» **Exercise description**
In the entries below, every line with the string "None" is to be reported.

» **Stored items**
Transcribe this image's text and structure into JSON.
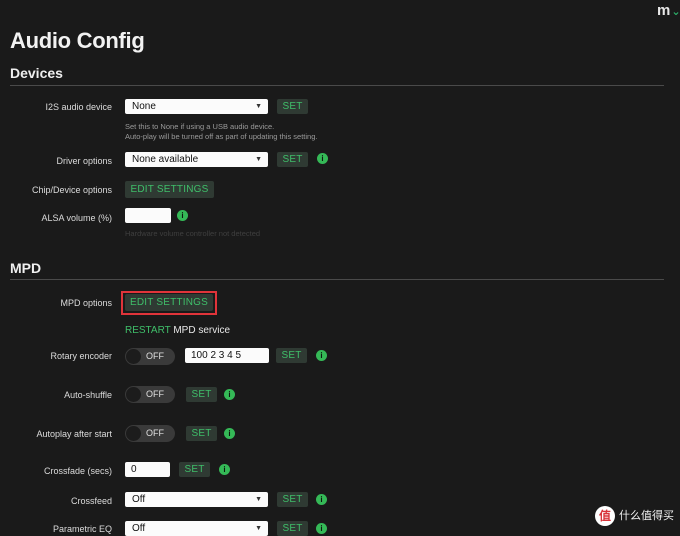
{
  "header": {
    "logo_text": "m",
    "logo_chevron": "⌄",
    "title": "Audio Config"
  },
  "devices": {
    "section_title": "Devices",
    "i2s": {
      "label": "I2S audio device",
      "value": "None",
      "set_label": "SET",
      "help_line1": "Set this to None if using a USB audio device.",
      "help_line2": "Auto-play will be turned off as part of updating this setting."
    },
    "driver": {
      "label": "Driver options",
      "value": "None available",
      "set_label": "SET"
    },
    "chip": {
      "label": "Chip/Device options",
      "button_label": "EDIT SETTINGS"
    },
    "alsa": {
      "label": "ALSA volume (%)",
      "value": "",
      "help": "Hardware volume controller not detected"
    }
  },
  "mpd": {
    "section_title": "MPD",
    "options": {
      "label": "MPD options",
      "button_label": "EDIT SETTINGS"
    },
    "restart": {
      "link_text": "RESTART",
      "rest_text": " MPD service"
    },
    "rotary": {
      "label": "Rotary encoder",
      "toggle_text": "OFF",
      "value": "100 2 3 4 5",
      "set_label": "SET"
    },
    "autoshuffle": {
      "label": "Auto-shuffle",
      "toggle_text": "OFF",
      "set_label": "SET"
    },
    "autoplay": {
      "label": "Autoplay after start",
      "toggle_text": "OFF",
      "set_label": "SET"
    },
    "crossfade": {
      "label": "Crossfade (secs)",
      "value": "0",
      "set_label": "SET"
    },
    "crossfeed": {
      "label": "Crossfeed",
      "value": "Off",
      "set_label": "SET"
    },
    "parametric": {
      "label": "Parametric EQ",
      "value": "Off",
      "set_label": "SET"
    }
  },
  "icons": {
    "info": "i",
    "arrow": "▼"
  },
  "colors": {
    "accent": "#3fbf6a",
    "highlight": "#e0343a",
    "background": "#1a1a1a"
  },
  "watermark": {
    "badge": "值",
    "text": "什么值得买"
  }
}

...

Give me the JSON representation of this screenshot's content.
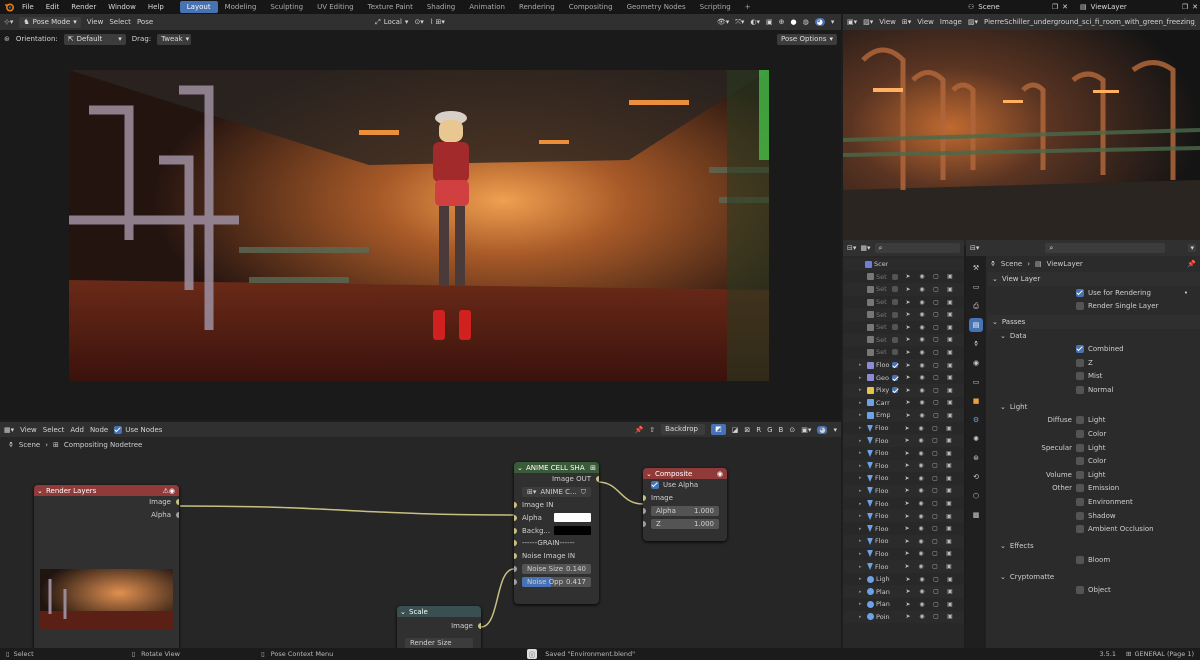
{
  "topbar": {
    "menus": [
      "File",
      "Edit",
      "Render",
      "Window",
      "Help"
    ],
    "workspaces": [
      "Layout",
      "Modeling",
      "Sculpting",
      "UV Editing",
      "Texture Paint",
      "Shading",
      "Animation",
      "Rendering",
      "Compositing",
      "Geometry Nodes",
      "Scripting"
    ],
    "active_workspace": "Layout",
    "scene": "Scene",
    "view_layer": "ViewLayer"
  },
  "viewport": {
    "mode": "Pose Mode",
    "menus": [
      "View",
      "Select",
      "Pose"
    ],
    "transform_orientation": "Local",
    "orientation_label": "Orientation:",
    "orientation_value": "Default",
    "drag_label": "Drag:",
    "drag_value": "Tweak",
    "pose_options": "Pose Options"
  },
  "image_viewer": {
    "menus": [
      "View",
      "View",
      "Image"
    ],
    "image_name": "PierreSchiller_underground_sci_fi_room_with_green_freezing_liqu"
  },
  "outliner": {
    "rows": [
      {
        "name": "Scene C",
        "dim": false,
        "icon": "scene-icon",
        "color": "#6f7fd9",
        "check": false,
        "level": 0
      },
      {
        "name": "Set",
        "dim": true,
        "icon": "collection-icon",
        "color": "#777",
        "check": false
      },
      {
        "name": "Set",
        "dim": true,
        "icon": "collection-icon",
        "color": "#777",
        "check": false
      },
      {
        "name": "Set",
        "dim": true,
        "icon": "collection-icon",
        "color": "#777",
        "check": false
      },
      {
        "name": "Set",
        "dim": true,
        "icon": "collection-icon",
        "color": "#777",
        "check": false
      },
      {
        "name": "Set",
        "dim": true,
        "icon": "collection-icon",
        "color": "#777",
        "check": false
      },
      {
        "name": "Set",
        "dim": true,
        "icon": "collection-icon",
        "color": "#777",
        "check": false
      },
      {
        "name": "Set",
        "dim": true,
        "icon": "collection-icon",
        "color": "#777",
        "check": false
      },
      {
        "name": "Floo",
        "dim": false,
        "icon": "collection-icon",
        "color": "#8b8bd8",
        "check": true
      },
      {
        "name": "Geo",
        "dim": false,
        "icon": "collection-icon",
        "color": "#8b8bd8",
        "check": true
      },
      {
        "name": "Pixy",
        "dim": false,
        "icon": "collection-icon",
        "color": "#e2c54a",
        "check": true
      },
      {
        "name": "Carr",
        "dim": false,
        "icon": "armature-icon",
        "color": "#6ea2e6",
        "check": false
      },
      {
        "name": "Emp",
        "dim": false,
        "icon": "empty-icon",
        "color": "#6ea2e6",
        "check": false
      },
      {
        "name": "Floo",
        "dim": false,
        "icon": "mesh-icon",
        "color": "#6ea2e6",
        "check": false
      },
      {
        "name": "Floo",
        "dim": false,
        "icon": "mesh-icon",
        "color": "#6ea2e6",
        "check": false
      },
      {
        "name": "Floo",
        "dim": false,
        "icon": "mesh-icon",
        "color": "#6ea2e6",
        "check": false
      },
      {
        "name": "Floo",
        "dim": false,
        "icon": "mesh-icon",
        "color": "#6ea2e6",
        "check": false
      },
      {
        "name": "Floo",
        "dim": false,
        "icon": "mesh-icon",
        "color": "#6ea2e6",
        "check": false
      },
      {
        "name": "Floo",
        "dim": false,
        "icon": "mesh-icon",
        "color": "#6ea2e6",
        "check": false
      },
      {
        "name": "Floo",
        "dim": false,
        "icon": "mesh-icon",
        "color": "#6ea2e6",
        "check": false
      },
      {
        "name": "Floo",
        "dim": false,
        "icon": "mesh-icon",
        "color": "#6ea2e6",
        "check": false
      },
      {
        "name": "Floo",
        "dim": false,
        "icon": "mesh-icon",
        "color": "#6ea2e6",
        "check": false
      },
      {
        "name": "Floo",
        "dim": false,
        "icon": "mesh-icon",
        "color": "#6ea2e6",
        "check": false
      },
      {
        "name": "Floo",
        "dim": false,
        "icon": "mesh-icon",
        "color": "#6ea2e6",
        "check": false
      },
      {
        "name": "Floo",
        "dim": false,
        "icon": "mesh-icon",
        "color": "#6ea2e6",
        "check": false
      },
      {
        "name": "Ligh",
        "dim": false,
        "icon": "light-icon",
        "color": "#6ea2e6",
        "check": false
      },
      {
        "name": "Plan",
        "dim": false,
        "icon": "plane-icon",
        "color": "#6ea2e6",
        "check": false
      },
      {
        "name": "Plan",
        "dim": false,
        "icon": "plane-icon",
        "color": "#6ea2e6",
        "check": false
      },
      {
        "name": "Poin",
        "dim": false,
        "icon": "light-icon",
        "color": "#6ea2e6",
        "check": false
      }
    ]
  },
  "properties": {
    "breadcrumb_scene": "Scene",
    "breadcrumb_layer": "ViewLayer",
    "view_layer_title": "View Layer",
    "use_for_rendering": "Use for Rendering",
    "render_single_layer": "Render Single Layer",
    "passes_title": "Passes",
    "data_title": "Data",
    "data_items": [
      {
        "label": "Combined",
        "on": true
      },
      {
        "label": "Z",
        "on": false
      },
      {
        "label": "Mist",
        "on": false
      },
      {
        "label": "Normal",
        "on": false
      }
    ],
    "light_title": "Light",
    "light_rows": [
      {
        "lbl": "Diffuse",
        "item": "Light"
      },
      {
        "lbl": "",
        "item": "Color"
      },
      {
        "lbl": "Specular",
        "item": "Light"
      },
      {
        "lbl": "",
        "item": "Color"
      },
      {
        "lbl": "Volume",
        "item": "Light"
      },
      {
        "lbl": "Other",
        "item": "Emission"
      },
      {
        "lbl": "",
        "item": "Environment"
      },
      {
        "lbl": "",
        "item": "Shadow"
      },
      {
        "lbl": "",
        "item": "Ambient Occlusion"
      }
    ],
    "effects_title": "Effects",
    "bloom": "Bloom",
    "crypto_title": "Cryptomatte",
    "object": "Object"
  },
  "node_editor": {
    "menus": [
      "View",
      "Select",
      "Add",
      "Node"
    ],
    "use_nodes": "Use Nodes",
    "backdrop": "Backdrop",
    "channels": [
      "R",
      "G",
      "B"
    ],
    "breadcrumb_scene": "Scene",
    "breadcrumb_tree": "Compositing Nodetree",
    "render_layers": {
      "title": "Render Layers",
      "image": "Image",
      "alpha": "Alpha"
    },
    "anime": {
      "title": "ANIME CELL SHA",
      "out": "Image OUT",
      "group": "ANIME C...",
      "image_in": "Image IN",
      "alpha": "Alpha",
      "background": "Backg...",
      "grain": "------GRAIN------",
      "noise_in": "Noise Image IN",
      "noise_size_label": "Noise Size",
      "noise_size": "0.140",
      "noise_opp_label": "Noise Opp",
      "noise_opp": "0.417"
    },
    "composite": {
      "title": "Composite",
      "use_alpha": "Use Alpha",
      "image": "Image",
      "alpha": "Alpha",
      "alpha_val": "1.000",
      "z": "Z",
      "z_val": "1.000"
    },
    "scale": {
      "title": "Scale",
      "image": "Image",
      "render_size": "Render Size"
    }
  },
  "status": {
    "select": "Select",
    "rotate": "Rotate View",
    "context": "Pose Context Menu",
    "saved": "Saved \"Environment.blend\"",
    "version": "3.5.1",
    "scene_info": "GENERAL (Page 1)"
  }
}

» **Exercise output**
      "value": "None",
      "help_line1": "Set this to None if using a USB audio device.",
      "value": "None available",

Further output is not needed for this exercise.